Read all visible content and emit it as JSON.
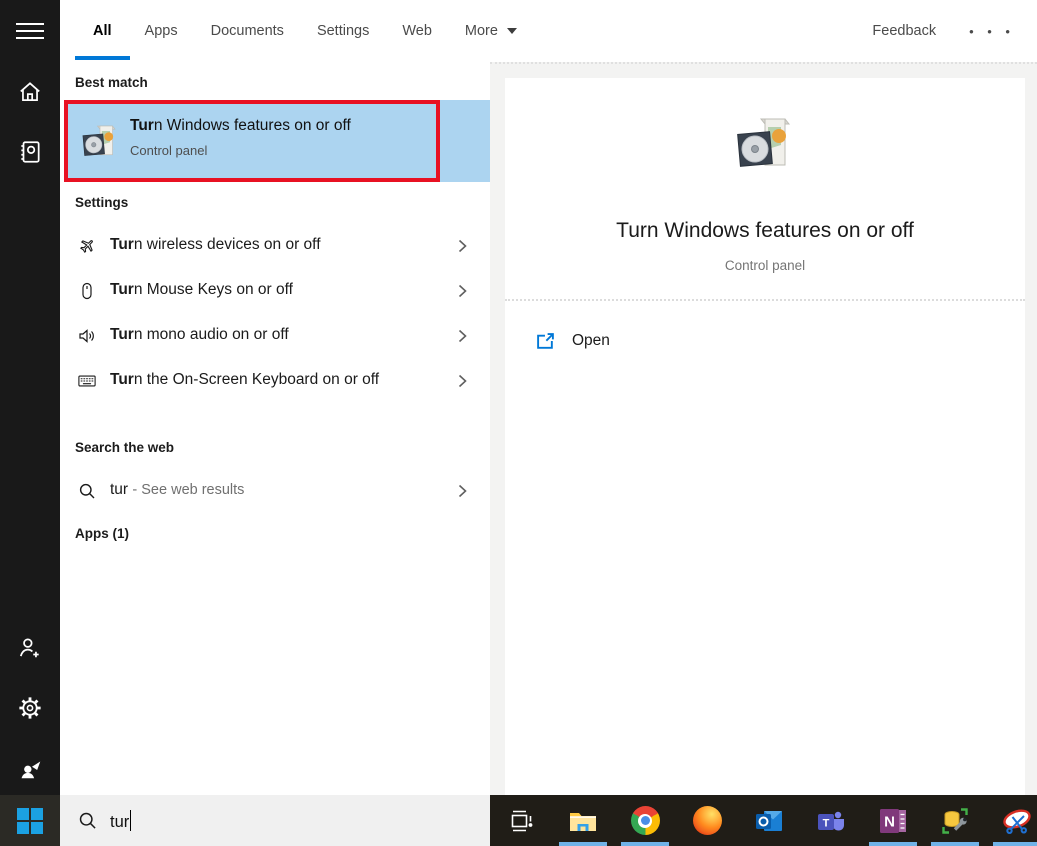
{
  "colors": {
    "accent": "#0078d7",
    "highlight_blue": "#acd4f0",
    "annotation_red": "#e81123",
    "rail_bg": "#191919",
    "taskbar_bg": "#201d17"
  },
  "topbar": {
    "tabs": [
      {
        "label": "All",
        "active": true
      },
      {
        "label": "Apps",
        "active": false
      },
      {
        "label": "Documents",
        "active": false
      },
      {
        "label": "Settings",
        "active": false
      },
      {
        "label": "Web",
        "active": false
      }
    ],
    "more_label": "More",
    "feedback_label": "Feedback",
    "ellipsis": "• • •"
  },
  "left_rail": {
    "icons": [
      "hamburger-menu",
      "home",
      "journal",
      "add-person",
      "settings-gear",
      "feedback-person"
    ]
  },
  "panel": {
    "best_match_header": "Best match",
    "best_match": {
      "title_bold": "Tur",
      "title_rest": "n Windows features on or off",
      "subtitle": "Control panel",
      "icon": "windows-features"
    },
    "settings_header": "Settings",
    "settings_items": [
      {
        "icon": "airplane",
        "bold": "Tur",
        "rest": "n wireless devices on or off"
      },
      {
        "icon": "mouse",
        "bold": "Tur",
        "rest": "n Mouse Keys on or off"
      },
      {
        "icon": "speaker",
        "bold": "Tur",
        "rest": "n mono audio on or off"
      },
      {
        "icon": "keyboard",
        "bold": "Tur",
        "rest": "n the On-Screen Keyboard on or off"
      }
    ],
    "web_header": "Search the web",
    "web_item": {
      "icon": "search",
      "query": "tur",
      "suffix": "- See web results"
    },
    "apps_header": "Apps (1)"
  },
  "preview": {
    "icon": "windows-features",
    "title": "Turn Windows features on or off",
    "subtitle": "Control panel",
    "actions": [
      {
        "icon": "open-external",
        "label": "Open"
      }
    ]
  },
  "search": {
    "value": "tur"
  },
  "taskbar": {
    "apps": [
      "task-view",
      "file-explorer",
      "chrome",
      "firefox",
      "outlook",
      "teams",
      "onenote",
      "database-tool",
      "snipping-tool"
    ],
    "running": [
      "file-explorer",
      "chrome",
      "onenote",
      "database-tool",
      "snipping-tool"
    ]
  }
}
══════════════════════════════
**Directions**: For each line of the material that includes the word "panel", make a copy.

**Answer for this exercise**:
  "panel": {
      "subtitle": "Control panel",
    "subtitle": "Control panel",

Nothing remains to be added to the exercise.